"There is now an elevated risk of opportunistic combined armed attacks by ISIL targeting energy assets in southern provinces, particularly given their presence in northern Babil province overlooking Highways 1 and 8, two of the three main highways connecting Baghdad and Basra," according to Anna Boyd, manager, MENA country risk for IHS.

Iraq itself is a relatively small part of the OPEC output, and any losses from its supply could potentially be met by other oil exporters.
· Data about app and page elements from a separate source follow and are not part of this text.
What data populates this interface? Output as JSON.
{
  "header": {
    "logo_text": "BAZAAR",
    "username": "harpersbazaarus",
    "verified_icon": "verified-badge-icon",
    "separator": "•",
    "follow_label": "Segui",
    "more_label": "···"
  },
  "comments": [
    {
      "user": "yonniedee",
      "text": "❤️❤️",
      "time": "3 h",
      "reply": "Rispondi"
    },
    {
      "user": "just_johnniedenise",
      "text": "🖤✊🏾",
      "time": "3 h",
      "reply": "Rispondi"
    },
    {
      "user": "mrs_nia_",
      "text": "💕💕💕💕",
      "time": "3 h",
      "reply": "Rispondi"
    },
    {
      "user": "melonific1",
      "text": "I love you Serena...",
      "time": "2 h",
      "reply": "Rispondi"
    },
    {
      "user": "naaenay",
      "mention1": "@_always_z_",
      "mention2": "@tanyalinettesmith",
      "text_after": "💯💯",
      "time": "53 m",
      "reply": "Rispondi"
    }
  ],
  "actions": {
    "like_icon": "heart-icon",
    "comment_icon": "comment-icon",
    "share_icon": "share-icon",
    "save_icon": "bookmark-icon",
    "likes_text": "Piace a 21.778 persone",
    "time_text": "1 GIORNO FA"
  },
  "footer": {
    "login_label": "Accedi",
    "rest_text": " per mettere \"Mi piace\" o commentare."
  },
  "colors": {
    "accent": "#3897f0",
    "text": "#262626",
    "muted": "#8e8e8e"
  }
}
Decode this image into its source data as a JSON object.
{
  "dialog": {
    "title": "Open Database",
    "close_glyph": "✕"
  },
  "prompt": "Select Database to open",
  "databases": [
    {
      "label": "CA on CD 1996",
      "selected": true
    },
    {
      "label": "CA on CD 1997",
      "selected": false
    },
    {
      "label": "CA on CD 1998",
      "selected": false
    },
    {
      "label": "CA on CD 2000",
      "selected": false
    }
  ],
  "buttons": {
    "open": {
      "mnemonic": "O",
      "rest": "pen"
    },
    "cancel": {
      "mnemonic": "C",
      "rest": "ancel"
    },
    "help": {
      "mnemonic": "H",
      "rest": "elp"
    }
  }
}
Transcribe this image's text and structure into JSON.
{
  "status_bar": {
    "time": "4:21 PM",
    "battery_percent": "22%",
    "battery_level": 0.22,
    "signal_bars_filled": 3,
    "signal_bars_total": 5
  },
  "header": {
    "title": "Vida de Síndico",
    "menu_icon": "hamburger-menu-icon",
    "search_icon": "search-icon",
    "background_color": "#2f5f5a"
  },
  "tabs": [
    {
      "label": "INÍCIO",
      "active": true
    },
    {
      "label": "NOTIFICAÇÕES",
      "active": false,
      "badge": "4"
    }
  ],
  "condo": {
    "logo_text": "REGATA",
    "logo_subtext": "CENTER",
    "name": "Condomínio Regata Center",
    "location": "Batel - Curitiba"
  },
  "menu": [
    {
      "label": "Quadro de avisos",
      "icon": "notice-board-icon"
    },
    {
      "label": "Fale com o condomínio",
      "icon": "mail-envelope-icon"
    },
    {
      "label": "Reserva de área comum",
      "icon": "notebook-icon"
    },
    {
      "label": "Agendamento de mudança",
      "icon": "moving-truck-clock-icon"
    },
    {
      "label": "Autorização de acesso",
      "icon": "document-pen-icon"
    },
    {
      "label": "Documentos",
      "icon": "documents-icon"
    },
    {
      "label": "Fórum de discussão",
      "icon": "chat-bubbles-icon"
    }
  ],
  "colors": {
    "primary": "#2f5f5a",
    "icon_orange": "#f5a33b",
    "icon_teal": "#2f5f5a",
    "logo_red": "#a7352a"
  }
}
However, there are also concerns that heightened risk in Iraq could further destabilize the rest of the region.

"Perception of heightened political risk in North Africa and the Middle East and chronic disruptions in Libyan exports have been a feature of the market for some time, but so far have been largely offset by record growth in non‐OPEC supply," the IEA said in its monthly report.

- By CNBC's Catherine Boyle